## What is needed
Search the data for the word "JSON" and copy every line that contains it.

── Study material ──

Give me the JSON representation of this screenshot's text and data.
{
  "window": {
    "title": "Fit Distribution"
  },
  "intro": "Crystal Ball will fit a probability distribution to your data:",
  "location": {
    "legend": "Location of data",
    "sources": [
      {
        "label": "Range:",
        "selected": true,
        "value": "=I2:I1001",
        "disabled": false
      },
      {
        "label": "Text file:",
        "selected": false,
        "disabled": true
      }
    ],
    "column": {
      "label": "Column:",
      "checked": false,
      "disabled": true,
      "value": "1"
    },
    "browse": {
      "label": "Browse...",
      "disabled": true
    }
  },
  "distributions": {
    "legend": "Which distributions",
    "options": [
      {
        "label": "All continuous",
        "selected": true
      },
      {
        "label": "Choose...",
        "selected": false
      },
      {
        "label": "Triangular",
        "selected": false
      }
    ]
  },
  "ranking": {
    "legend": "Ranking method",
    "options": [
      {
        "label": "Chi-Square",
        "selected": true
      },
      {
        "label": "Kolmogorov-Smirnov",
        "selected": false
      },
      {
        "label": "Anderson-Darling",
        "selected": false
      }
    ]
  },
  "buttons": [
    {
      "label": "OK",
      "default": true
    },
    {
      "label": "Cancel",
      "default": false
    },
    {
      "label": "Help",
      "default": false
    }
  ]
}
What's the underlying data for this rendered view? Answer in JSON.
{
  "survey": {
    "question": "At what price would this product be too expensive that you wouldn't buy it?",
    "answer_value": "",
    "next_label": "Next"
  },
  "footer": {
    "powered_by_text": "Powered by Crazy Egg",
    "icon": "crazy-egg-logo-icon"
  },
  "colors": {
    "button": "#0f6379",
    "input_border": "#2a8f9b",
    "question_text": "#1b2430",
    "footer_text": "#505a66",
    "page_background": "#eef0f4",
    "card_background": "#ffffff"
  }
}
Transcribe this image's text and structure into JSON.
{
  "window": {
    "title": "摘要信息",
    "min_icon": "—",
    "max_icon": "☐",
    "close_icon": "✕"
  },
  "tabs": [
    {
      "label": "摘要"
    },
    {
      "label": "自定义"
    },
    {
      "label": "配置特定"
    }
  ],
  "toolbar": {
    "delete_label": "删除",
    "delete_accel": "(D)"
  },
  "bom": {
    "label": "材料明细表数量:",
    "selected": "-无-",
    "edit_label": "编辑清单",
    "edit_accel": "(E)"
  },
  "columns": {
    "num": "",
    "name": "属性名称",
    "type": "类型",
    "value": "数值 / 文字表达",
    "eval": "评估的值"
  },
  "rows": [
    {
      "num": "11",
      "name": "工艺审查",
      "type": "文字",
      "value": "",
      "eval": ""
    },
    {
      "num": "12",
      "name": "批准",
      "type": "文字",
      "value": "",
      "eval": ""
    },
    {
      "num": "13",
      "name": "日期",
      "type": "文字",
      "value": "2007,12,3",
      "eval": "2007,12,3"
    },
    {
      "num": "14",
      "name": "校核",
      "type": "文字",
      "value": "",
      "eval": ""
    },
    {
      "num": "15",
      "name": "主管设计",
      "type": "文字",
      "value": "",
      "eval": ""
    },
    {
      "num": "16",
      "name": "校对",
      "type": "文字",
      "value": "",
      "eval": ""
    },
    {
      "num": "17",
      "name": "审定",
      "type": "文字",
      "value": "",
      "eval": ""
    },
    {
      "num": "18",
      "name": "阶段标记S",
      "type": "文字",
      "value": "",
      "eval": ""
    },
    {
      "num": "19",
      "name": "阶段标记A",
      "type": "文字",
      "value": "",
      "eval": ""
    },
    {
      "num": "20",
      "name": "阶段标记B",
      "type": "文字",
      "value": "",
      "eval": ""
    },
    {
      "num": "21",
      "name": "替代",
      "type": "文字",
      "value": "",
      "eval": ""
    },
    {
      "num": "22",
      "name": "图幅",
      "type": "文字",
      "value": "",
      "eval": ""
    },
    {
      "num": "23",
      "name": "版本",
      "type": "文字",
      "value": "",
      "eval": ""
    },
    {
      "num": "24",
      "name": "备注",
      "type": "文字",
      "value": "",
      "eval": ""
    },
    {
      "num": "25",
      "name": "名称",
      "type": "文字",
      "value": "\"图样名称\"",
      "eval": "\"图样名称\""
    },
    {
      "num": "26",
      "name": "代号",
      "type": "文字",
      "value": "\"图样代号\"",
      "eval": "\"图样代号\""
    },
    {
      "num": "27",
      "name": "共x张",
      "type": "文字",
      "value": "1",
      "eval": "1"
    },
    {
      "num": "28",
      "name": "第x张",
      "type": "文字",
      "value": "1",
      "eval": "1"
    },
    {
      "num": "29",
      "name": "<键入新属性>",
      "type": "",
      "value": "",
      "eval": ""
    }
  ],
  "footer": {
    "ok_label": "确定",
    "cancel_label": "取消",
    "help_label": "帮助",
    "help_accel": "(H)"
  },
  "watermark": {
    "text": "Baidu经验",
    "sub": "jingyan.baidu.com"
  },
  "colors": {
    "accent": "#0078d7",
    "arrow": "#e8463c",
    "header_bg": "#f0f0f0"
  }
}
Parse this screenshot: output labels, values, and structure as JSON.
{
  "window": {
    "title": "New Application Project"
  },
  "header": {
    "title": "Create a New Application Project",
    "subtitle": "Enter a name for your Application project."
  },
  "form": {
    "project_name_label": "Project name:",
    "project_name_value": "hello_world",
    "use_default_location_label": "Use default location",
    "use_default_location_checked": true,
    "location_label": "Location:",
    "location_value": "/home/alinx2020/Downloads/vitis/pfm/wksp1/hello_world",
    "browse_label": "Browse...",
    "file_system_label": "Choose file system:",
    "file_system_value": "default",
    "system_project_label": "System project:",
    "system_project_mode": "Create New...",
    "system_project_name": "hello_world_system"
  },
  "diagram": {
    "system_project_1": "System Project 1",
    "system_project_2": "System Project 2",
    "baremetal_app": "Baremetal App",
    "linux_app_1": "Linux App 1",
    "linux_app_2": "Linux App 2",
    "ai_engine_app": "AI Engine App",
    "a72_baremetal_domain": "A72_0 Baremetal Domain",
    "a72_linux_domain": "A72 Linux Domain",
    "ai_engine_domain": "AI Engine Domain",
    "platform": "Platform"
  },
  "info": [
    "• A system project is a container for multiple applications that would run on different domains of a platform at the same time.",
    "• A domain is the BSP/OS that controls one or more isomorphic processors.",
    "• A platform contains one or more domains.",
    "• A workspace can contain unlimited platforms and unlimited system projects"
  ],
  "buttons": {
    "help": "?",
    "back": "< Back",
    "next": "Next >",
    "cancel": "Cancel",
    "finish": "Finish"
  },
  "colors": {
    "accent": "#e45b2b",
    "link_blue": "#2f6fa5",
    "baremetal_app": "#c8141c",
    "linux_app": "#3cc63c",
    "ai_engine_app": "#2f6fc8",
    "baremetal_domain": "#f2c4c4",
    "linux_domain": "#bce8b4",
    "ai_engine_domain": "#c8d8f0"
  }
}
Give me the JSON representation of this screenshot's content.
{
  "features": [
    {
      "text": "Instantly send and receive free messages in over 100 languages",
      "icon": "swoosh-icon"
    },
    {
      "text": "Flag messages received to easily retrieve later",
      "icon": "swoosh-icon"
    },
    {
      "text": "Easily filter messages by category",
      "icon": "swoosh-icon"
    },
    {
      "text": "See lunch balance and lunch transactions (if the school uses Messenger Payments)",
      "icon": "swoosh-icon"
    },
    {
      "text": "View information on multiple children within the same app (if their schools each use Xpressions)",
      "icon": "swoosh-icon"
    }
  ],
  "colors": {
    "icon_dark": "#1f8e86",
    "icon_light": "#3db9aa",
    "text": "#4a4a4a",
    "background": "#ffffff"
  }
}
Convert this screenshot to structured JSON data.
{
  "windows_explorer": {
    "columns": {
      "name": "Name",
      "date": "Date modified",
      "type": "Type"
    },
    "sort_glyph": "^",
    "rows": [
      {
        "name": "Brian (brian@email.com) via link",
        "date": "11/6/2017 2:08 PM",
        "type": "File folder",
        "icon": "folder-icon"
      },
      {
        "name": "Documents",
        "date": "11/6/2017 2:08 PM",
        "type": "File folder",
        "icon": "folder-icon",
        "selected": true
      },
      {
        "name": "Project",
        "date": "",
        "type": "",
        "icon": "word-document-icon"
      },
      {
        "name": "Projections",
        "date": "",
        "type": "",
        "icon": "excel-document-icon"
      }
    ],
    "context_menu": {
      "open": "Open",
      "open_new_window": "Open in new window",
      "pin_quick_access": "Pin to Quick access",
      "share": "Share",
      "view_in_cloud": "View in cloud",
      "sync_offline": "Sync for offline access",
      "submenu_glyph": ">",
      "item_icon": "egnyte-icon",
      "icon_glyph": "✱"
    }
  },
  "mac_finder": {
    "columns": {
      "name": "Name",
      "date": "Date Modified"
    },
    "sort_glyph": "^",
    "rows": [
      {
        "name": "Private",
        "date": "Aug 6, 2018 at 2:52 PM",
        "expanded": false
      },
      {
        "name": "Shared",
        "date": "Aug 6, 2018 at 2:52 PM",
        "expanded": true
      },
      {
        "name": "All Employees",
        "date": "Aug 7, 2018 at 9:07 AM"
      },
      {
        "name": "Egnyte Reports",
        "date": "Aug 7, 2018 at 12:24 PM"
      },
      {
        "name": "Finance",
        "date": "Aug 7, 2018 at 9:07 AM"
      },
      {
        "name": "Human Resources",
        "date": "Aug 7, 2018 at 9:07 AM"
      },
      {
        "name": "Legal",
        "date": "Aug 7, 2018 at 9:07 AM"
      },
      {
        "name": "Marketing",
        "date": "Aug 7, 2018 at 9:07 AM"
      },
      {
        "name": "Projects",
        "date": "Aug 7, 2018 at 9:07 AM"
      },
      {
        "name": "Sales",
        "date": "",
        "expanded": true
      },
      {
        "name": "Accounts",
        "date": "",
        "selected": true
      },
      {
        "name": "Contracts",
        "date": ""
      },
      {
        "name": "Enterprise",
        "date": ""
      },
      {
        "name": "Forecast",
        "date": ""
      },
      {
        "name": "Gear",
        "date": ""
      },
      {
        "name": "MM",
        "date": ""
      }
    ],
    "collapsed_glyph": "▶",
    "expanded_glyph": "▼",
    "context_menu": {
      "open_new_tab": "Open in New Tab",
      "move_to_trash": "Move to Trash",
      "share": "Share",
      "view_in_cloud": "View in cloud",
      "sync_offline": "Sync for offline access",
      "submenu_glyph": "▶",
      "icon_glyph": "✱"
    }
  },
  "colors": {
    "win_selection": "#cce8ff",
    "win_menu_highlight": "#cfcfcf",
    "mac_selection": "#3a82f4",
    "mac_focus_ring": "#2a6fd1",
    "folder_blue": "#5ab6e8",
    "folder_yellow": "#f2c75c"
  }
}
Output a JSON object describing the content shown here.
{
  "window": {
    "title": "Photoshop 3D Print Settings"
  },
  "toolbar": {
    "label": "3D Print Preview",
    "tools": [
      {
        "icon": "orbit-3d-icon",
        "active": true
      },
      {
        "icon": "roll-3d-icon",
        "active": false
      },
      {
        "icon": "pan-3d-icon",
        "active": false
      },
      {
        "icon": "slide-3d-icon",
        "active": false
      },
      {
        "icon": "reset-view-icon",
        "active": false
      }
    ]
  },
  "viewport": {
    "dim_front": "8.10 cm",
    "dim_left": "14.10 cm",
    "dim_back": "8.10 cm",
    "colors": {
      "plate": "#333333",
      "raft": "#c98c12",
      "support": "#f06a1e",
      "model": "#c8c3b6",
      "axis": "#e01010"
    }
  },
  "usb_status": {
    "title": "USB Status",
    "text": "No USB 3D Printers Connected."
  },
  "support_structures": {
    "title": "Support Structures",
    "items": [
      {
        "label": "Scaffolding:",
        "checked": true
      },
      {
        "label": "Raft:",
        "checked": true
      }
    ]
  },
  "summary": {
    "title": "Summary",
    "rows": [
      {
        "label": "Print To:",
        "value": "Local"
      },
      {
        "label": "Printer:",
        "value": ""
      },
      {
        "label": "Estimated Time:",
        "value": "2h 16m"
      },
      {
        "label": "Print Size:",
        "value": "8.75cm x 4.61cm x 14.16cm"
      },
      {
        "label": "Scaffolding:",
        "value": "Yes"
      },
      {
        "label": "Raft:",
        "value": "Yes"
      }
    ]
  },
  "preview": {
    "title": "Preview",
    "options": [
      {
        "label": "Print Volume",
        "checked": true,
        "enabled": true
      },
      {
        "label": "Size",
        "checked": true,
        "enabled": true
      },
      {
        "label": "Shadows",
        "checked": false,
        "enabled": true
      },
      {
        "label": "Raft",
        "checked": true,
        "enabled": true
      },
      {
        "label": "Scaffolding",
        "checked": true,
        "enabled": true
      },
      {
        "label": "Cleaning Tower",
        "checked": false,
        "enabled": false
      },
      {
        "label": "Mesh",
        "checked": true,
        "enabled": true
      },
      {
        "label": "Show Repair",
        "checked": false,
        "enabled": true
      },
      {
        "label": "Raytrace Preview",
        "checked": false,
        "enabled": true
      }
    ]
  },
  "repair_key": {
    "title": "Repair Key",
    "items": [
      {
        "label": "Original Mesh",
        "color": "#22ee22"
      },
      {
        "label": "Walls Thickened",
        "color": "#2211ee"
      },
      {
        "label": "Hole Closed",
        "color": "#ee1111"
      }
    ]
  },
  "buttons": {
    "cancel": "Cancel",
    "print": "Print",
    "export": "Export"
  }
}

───

## Result of this exercise
Give me the JSON representation of this screenshot's text and data.
What's the underlying data for this rendered view? Answer in JSON.
Transcribe this image's text and structure into JSON.
Parse this screenshot: output labels, values, and structure as JSON.
Give me the JSON representation of this screenshot's content.
Convert this screenshot to structured JSON data.
Output a JSON object describing the content shown here.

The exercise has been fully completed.